When lock maker Schlage imprinted the words “do not duplicate” across the top of the keys for their high-security Primus locks, they meant to create another barrier to reproducing a piece of metal that’s already beyond the abilities of the average hardware store keymaker. One group of hackers, of course, took it instead as a direct challenge.
At the Def Con hacker conference Saturday, MIT students David Lawrence and Eric Van Albert plan to release a piece of code that will allow anyone to create a 3D-printable software model of any Primus key, despite the company’s attempts to prevent the duplication of those carefully-controlled shapes. With just a flatbed scanner and their software tool, they were able to produce precise models that they uploaded to the 3D-printing services Shapeways and i.Materialise, who mailed them working copies of the keys in materials ranging from nylon to titanium.

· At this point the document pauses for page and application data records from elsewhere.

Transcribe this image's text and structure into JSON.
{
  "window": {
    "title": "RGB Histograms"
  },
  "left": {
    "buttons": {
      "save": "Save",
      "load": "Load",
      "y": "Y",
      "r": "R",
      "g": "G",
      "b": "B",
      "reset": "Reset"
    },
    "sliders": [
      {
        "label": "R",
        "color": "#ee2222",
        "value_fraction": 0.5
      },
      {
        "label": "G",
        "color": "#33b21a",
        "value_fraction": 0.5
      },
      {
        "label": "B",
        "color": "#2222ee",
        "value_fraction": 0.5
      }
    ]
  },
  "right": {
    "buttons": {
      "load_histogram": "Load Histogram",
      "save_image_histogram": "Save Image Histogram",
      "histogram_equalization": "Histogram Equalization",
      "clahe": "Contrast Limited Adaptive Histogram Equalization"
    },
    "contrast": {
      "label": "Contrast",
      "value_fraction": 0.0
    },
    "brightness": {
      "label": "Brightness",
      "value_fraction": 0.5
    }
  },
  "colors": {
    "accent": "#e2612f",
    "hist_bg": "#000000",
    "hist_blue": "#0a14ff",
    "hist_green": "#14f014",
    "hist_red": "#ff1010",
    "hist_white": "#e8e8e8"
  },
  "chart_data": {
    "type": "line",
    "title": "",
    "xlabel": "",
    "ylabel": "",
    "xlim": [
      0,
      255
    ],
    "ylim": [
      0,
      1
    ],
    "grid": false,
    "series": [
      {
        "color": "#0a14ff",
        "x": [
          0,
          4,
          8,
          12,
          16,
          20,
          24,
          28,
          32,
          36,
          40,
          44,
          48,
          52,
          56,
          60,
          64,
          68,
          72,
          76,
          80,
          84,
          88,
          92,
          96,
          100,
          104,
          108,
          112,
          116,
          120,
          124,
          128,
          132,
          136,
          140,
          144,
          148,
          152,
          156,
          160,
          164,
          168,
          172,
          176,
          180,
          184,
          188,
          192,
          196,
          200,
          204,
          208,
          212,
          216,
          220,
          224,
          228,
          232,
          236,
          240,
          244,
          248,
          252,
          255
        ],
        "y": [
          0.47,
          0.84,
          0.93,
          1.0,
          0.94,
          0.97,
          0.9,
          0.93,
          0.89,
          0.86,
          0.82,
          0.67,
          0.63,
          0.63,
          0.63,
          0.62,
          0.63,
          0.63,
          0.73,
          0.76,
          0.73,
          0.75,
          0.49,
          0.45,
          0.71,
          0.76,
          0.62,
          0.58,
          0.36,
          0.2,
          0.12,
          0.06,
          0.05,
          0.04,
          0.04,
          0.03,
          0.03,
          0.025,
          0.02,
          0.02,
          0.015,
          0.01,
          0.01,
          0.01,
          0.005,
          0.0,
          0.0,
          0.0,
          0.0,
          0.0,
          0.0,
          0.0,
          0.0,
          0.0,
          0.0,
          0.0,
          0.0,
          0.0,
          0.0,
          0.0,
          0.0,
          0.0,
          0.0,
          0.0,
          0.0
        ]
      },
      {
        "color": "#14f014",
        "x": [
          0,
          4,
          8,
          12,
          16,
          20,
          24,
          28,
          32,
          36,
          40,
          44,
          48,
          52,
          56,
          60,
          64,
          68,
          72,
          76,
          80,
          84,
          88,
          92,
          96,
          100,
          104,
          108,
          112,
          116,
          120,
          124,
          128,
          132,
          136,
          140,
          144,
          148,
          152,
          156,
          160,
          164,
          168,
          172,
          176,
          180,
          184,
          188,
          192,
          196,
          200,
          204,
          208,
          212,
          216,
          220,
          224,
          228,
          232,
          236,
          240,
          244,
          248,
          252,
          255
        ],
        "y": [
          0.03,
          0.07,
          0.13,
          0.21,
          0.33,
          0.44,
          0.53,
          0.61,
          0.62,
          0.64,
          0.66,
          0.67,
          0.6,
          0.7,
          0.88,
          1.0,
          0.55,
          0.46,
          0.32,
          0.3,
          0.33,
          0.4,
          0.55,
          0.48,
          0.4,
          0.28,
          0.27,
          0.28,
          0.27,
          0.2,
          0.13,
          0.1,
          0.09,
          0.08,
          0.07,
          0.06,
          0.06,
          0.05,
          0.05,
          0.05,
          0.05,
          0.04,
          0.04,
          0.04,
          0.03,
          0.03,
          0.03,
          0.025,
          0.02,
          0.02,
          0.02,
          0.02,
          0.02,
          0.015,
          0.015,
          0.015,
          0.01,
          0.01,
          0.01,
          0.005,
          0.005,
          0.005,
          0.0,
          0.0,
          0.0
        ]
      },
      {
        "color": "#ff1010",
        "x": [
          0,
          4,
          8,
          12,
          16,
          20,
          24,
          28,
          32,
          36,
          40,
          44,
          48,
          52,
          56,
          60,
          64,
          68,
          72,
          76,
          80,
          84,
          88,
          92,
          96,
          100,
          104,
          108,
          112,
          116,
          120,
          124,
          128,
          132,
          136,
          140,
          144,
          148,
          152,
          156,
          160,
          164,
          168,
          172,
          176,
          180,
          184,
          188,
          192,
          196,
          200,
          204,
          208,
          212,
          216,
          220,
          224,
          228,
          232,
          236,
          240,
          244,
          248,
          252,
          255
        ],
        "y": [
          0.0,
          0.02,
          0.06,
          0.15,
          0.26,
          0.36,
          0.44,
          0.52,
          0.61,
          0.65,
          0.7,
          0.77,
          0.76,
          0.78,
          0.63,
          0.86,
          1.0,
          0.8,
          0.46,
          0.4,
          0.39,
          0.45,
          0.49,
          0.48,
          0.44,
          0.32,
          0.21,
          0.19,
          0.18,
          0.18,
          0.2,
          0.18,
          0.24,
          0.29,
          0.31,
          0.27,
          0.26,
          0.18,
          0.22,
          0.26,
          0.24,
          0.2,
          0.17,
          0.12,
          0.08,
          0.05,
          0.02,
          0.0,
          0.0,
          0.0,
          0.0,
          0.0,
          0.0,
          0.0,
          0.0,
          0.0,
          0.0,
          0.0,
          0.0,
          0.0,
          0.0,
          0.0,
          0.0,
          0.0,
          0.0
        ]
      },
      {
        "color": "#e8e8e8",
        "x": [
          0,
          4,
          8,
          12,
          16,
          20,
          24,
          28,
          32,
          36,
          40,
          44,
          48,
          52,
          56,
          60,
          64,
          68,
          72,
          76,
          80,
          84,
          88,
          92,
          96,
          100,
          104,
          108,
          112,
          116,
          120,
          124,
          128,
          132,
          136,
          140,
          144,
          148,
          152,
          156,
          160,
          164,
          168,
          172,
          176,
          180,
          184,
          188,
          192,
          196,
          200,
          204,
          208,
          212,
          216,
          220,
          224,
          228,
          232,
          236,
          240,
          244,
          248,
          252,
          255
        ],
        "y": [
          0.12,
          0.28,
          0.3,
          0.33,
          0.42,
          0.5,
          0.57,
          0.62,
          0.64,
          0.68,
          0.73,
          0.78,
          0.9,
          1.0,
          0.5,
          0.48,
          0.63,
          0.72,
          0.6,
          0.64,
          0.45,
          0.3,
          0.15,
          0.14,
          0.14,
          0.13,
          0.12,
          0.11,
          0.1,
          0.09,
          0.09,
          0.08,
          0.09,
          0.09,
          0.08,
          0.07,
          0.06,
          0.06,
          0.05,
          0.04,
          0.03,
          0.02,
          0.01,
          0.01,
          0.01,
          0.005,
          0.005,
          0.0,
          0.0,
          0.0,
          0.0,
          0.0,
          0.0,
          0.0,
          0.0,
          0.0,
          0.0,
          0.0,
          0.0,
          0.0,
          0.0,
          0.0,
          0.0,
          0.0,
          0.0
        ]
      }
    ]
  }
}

Stop breadboarding and soldering – start making immediately! Adafruit’s Circuit Playground is jam-packed with LEDs, sensors, buttons, alligator clip pads and more. Build projects with Circuit Playground in a few minutes with the drag-and-drop MakeCode programming site, learn computer science using the CS Discoveries class on code.org, jump into CircuitPython to learn Python and hardware together, or even use Arduino IDE. Circuit Playground Express is the newest and best Circuit Playground board, with support for MakeCode, CircuitPython, and Arduino. It has a powerful processor, 10 NeoPixels, mini speaker, InfraRed receive and transmit, two buttons, a switch, 14 alligator clip pads, and lots of sensors: capacitive touch, IR proximity, temperature, light, motion and sound. A whole wide world of electronics and coding is waiting for you, and it fits in the palm of your hand.